Element data from apps and pages:
========

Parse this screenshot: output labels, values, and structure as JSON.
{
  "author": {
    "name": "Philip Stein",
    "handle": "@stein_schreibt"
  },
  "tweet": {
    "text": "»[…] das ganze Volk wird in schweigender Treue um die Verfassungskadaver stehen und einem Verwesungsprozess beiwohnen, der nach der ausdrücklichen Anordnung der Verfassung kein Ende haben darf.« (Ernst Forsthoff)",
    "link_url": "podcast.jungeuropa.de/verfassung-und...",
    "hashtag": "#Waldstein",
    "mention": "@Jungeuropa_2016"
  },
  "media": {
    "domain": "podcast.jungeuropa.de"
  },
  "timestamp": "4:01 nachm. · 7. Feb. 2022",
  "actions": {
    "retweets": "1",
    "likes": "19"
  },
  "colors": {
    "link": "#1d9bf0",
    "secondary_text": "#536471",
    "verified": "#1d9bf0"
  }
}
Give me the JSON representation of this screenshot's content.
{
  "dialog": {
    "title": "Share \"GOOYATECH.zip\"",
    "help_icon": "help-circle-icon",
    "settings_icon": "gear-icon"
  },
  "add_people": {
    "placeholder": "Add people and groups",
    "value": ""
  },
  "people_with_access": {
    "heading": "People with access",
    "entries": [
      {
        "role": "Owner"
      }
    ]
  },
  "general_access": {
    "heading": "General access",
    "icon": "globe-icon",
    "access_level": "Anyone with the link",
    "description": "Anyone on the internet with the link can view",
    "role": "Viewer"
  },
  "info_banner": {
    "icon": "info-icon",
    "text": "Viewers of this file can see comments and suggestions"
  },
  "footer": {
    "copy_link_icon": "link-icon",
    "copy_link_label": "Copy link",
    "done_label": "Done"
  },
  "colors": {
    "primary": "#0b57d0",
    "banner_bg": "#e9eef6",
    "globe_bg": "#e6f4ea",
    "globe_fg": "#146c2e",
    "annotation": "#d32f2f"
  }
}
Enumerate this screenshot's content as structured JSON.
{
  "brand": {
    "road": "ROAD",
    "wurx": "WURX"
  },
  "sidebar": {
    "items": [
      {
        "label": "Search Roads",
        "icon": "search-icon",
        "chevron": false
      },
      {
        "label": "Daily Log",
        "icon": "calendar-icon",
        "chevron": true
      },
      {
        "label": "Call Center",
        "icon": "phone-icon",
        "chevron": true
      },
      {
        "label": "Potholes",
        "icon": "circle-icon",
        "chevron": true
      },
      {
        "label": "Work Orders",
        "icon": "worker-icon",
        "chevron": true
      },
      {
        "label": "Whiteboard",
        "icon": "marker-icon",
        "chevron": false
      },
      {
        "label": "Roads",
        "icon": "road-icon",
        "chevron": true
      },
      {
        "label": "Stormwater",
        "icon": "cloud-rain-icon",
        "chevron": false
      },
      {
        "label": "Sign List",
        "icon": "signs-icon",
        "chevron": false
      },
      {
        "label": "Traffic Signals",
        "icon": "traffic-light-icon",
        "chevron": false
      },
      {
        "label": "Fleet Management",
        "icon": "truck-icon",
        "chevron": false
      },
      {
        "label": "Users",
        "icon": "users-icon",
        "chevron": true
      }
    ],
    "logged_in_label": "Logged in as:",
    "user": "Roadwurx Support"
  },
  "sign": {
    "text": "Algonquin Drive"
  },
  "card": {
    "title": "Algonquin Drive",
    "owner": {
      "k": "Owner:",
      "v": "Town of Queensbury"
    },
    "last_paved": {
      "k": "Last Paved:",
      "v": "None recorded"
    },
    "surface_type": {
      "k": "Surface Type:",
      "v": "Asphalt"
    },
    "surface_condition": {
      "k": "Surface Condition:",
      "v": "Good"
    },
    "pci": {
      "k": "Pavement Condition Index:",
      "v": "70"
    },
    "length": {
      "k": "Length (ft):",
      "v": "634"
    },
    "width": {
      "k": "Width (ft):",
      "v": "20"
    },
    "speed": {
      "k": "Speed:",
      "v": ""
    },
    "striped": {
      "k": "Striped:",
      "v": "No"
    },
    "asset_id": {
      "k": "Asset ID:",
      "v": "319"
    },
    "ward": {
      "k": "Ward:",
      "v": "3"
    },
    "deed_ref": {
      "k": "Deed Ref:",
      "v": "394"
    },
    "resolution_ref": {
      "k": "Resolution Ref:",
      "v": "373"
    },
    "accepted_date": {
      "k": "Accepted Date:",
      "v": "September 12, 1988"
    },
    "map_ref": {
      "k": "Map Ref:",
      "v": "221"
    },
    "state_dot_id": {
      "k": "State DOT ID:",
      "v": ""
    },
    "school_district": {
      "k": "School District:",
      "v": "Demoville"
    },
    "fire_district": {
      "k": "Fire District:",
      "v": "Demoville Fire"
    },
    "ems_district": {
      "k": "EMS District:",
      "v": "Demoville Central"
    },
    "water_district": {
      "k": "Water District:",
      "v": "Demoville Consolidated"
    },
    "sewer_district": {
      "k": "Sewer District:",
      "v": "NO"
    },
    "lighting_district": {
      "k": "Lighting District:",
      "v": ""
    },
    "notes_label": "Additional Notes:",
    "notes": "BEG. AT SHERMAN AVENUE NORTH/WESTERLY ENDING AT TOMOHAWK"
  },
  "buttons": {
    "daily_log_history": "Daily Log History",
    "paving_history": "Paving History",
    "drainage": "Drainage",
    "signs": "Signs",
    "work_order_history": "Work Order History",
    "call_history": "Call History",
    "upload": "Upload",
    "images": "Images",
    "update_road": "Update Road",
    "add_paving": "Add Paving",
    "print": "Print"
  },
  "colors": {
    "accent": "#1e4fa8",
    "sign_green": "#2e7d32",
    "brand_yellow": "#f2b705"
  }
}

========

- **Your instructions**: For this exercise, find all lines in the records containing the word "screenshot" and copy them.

- **Solution below**:
Parse this screenshot: output labels, values, and structure as JSON.
Give me the JSON representation of this screenshot's content.
Enumerate this screenshot's content as structured JSON.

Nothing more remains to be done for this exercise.